Everyone’s got a plan until they’re punched in the face.
In 2020, the plan was to enjoy a return to relative growth and stability. Goldman Sachs predicted global GDP growth of 3.4%, driven by more favorable financial conditions, improved US-China trade relations and reduced uncertainty surrounding Brexit. Unemployment, the investment bank said, would hit a 70-year low. Furthermore, this was a set of opinions which was shared by all its peers.
Meanwhile, we were enjoying the longest bull market in our lifetimes. The equity markets had been exceptionally robust and balance sheets were in a much better place than they had been before the GFC. Even previously frothy IPO valuations had been replaced with a new pragmatism. It seemed like at least some lessons had been learned.
Now the only question was how long it would all last.
At the end of February, we received an answer in the bluntest terms possible with the coronavirus pandemic. In little over a month, approximately 30% has been wiped from the value of US stocks. And just when we assumed that the Federal Reserve might be in a place to slowly begin raising interest rates again, it cuts them to near zero. As Mike Tyson so eloquently put it “Everyone has a plan until they get punched in the face.”
In the short-term, a $2 trillion stimulus package, the details of which have yet to be outlined, is in the offing. The previously upbeat economic forecasts of the big investment banks for the year are now far more muted: The consensus forecast among analysts for the year is zero economic growth. In the worst-case scenario, some have even predicted unemployment soaring into double figures.
The only certainty is uncertainty
It would be disingenuous of anybody to claim that everything was running smoothly before coronavirus reared its ugly head. It transpires that the bull run may have papered over some cracks. Globally, there’s $15 trillion in negative interest paper. Japan, the world’s 3rd biggest economy, has been in a negative rate environment for nearly 20 years and may soon be followed by the EU.
Against this backdrop, the US offered investors a promise of returns. It also provided a safe haven for family office and money managers looking to satisfy the return objectives of their clients: Even if they underperformed their benchmark, the majority of competent managers could be confident in showing positive year end returns on their clients’ portfolios over most years during the last decade.
However, the untimely outbreak of coronavirus is making a lot of these managers look over their shoulders. Not only are they now expected to manage wealth at a time of unprecedented uncertainty – an overused term but completely warranted here –more and more of their time will be consumed with convincing clients that now is not the time to liquidate their assets.

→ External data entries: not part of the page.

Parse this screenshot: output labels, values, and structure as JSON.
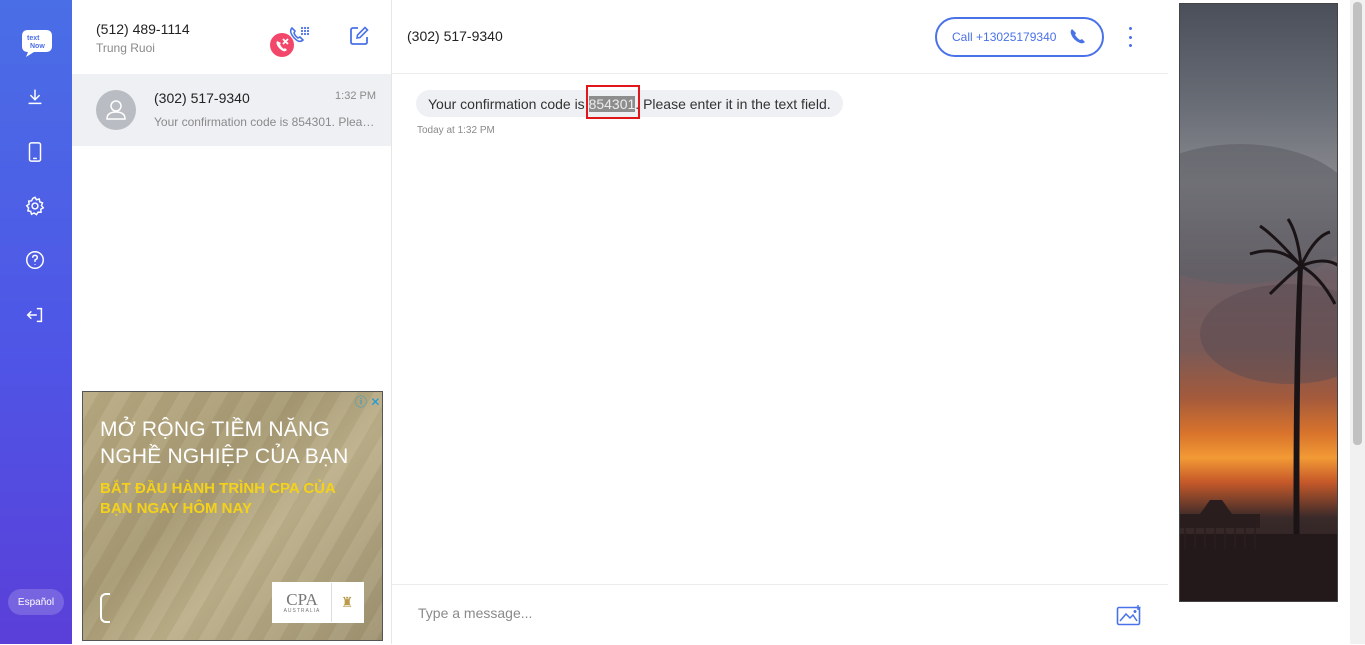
{
  "app": {
    "logo_text": "text Now"
  },
  "rail": {
    "items": [
      {
        "icon": "download-icon"
      },
      {
        "icon": "phone-device-icon"
      },
      {
        "icon": "settings-gear-icon"
      },
      {
        "icon": "help-icon"
      },
      {
        "icon": "logout-icon"
      }
    ],
    "language_label": "Español"
  },
  "account": {
    "number": "(512) 489-1114",
    "name": "Trung Ruoi"
  },
  "conversations": [
    {
      "name": "(302) 517-9340",
      "time": "1:32 PM",
      "preview": "Your confirmation code is 854301. Please enter it in the text field."
    }
  ],
  "ad": {
    "headline": "MỞ RỘNG TIỀM NĂNG NGHỀ NGHIỆP CỦA BẠN",
    "subheadline": "BẮT ĐẦU HÀNH TRÌNH CPA CỦA BẠN NGAY HÔM NAY",
    "brand": "CPA",
    "brand_sub": "AUSTRALIA"
  },
  "chat": {
    "title": "(302) 517-9340",
    "call_label": "Call +13025179340",
    "message": {
      "before": "Your confirmation code is ",
      "code": "854301",
      "after": ". Please enter it in the text field.",
      "timestamp": "Today at 1:32 PM"
    },
    "input_placeholder": "Type a message..."
  },
  "colors": {
    "accent": "#4a72e8",
    "highlight_box": "#e0161b",
    "rail_top": "#4a6ee6",
    "rail_bottom": "#5a3fd8"
  }
}
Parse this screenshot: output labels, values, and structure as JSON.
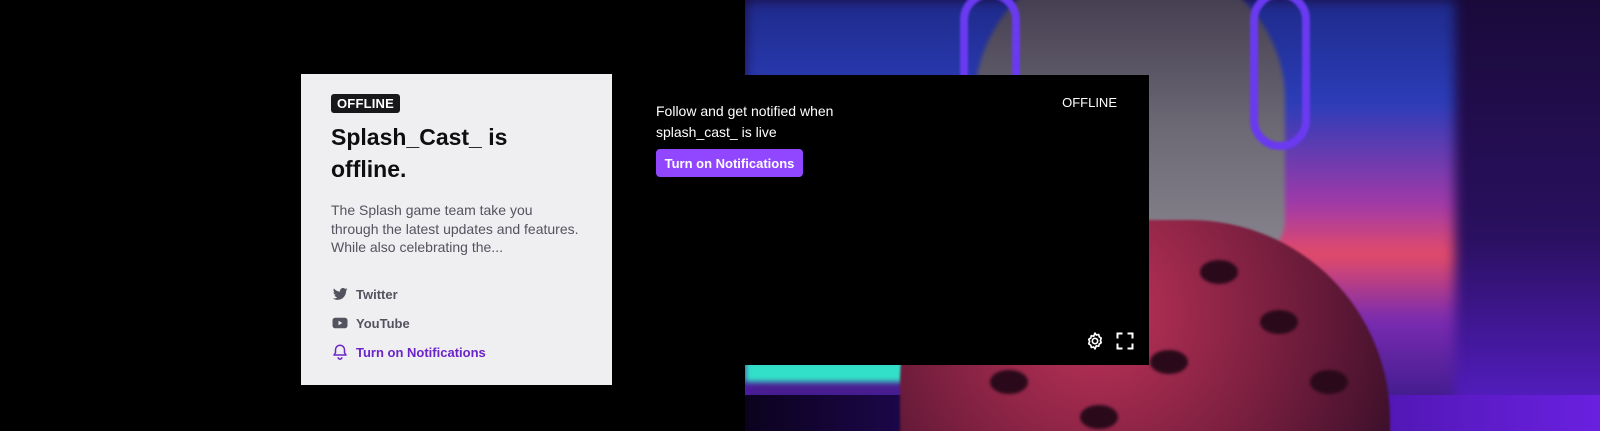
{
  "card": {
    "badge": "OFFLINE",
    "title": "Splash_Cast_ is offline.",
    "description": "The Splash game team take you through the latest updates and features. While also celebrating the...",
    "links": [
      {
        "label": "Twitter",
        "icon": "twitter-icon"
      },
      {
        "label": "YouTube",
        "icon": "youtube-icon"
      },
      {
        "label": "Turn on Notifications",
        "icon": "bell-icon"
      }
    ]
  },
  "player": {
    "follow_text": "Follow and get notified when splash_cast_ is live",
    "status": "OFFLINE",
    "button_label": "Turn on Notifications",
    "controls": [
      "gear-icon",
      "fullscreen-icon"
    ]
  },
  "colors": {
    "accent": "#9147ff",
    "link_accent": "#6a25c9",
    "card_bg": "#efeff1",
    "badge_bg": "#18181b"
  }
}
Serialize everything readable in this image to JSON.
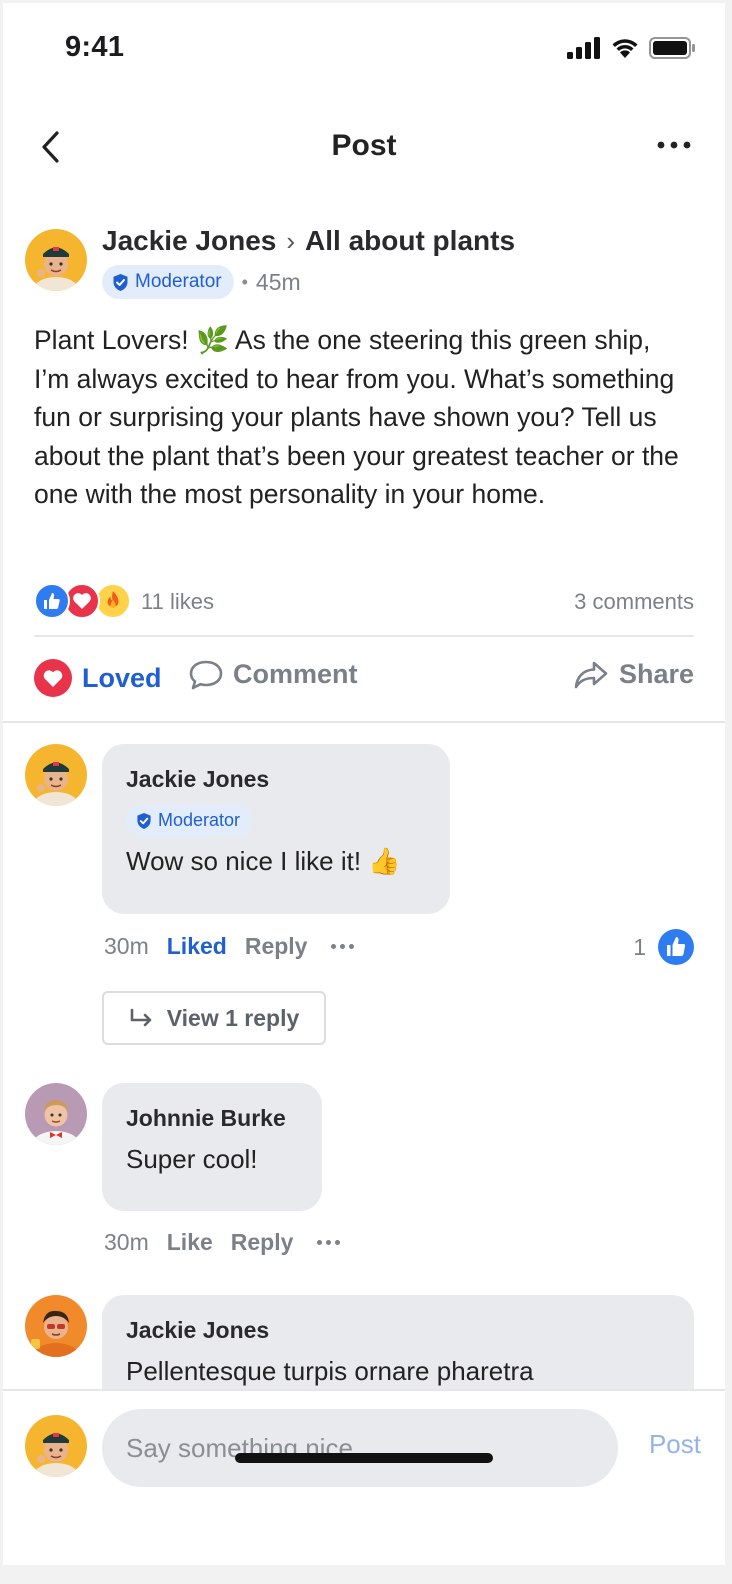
{
  "status_bar": {
    "time": "9:41"
  },
  "nav": {
    "title": "Post"
  },
  "post": {
    "author": "Jackie Jones",
    "group": "All about plants",
    "badge": "Moderator",
    "separator": "•",
    "age": "45m",
    "body": "Plant Lovers! 🌿 As the one steering this green ship, I’m always excited to hear from you. What’s something fun or surprising your plants have shown you? Tell us about the plant that’s been your greatest teacher or the one with the most personality in your home.",
    "likes_label": "11 likes",
    "comments_label": "3 comments",
    "actions": {
      "loved": "Loved",
      "comment": "Comment",
      "share": "Share"
    }
  },
  "comments": [
    {
      "author": "Jackie Jones",
      "badge": "Moderator",
      "text": "Wow so nice I like it! 👍",
      "age": "30m",
      "like_label": "Liked",
      "reply_label": "Reply",
      "like_count": "1",
      "view_replies": "View 1 reply"
    },
    {
      "author": "Johnnie Burke",
      "text": "Super cool!",
      "age": "30m",
      "like_label": "Like",
      "reply_label": "Reply"
    },
    {
      "author": "Jackie Jones",
      "text": "Pellentesque turpis ornare pharetra"
    }
  ],
  "composer": {
    "placeholder": "Say something nice...",
    "post_label": "Post"
  },
  "colors": {
    "accent": "#1f5fd1",
    "love": "#e8334a",
    "bubble": "#e9eaee",
    "muted": "#7c8089"
  }
}
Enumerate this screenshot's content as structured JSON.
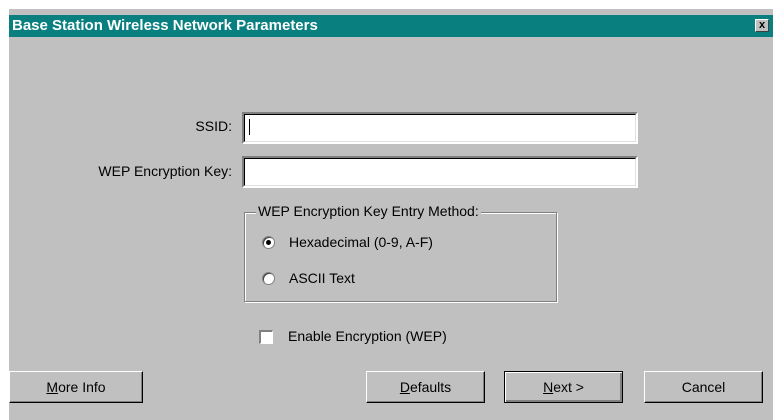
{
  "dialog": {
    "title": "Base Station Wireless Network Parameters",
    "close_label": "x"
  },
  "form": {
    "ssid_label": "SSID:",
    "ssid_value": "",
    "wep_key_label": "WEP Encryption Key:",
    "wep_key_value": ""
  },
  "entry_method": {
    "group_label": "WEP Encryption Key Entry Method:",
    "options": [
      {
        "label": "Hexadecimal (0-9, A-F)",
        "selected": true
      },
      {
        "label": "ASCII Text",
        "selected": false
      }
    ]
  },
  "encryption": {
    "checkbox_label": "Enable Encryption (WEP)",
    "checked": false
  },
  "buttons": {
    "more_info": {
      "accel": "M",
      "rest": "ore Info"
    },
    "defaults": {
      "accel": "D",
      "rest": "efaults"
    },
    "next": {
      "accel": "N",
      "rest": "ext >"
    },
    "cancel": "Cancel"
  },
  "colors": {
    "title_bar": "#0a7f80",
    "dialog_bg": "#c0c0c0"
  }
}
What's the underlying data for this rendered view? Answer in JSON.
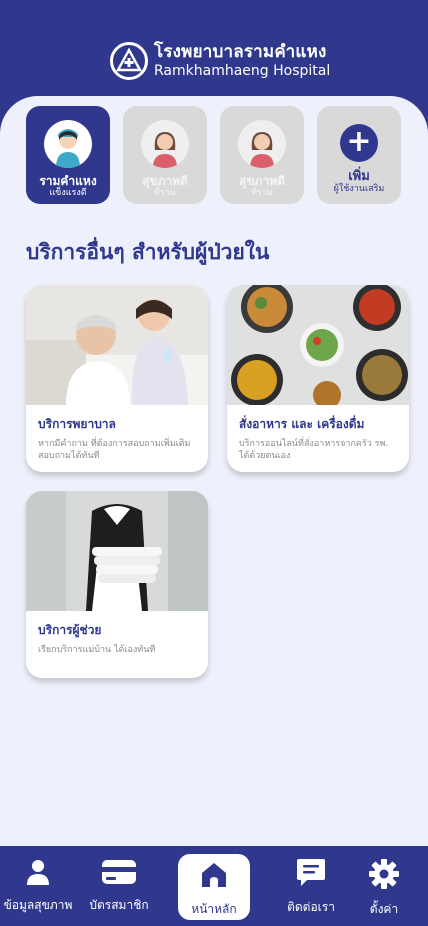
{
  "header": {
    "logo_th": "โรงพยาบาลรามคำแหง",
    "logo_en": "Ramkhamhaeng Hospital"
  },
  "profiles": [
    {
      "name": "รามคำแหง",
      "sub": "แข็งแรงดี",
      "active": true
    },
    {
      "name": "สุขภาพดี",
      "sub": "ที่ราม",
      "active": false
    },
    {
      "name": "สุขภาพดี",
      "sub": "ที่ราม",
      "active": false
    }
  ],
  "add_profile": {
    "label": "เพิ่ม",
    "sub": "ผู้ใช้งานเสริม"
  },
  "section_title": "บริการอื่นๆ สำหรับผู้ป่วยใน",
  "services": [
    {
      "title": "บริการพยาบาล",
      "desc": "หากมีคำถาม ที่ต้องการสอบถามเพิ่มเติม สอบถามได้ทันที"
    },
    {
      "title": "สั่งอาหาร และ เครื่องดื่ม",
      "desc": "บริการออนไลน์ที่สั่งอาหารจากครัว รพ. ได้ด้วยตนเอง"
    },
    {
      "title": "บริการผู้ช่วย",
      "desc": "เรียกบริการแม่บ้าน ได้เองทันที"
    }
  ],
  "nav": [
    {
      "label": "ข้อมูลสุขภาพ",
      "icon": "person-icon"
    },
    {
      "label": "บัตรสมาชิก",
      "icon": "card-icon"
    },
    {
      "label": "หน้าหลัก",
      "icon": "home-icon",
      "active": true
    },
    {
      "label": "ติดต่อเรา",
      "icon": "chat-icon"
    },
    {
      "label": "ตั้งค่า",
      "icon": "gear-icon"
    }
  ],
  "colors": {
    "primary": "#30388e",
    "background": "#eef0fb",
    "inactive": "#d9d9d9"
  }
}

The Baby Boomers Complication
As this situation continues to evolve, the Baby Boomers generation has reached peak retirement age. Assuming it goes ahead, the 2020 US Census will show this group to number approximately 73 million Americans. Combined, they hold nearly 60% of all the wealth in the country. And while the biggest component of this wealth for most is their home, it also includes huge amounts of equity.
At the end of 2019, 37.6% of this cohort was over-exposed to equity, with 7.9% holding 100% equity portfolios. That was fine if the bull run continued. But right now, this group is hurting. Billions of dollars have been wiped from its wealth for the second time in a decade at just the wrong time: most of the group were set to enter retirement in in the coming five years.
In 2018, 29% of this generation aged between 65 and 72 was either working or looking for work – the highest labor force participation for this demographic group since the 1970s. We can surmise that one reason so many of the Baby Boomer generation are still in the labor force because of their need to pay for retirement. Unfortunately, the events of the last month won’t have made that any easier.
Baby Boomers’ need for security
Where does the Baby Boomer generation go from here? They’re going to need fixed income portfolios that meet their retirement income needs without being forced to go out on the risk curve. In the next decade, interest rates are far more likely to hover around zero than return to four percent. In short, boomer have never needed income so much at a time when it’s never been so risk averse.
These opportunities exist, you just have to know where to look. Your clients will thank you for it.